* _TASK OBJECTIVE_
Look through the data below and, wherever a line carries the word "title", please copy that line.
*** THE DATA ***
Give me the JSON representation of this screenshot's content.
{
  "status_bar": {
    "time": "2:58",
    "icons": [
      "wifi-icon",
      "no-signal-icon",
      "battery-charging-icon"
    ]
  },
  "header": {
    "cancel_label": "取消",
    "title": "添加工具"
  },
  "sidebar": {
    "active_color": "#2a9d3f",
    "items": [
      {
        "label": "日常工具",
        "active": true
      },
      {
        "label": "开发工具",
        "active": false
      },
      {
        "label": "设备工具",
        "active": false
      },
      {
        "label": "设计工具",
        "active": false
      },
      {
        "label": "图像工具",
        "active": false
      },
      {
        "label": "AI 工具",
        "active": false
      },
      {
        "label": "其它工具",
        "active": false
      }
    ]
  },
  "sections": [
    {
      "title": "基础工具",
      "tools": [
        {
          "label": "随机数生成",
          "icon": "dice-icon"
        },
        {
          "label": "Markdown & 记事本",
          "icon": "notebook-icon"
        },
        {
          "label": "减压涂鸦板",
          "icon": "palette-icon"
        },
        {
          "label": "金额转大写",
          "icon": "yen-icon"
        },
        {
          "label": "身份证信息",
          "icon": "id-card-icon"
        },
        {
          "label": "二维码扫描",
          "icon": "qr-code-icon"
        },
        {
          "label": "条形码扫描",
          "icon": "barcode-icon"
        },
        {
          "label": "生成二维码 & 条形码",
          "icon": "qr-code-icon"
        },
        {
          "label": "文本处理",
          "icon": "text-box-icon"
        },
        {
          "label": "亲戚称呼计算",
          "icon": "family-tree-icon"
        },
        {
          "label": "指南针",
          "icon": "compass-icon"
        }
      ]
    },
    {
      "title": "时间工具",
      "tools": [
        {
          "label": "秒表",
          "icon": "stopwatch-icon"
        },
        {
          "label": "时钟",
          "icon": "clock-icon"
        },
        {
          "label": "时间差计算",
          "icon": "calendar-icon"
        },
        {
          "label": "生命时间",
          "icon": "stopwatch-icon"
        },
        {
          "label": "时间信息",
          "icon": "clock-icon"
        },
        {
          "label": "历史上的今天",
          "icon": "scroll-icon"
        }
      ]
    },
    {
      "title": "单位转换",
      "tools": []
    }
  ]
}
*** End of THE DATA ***
* _RESULT OF THIS EXERCISE_
    "title": "添加工具"
      "title": "基础工具",
      "title": "时间工具",
      "title": "单位转换",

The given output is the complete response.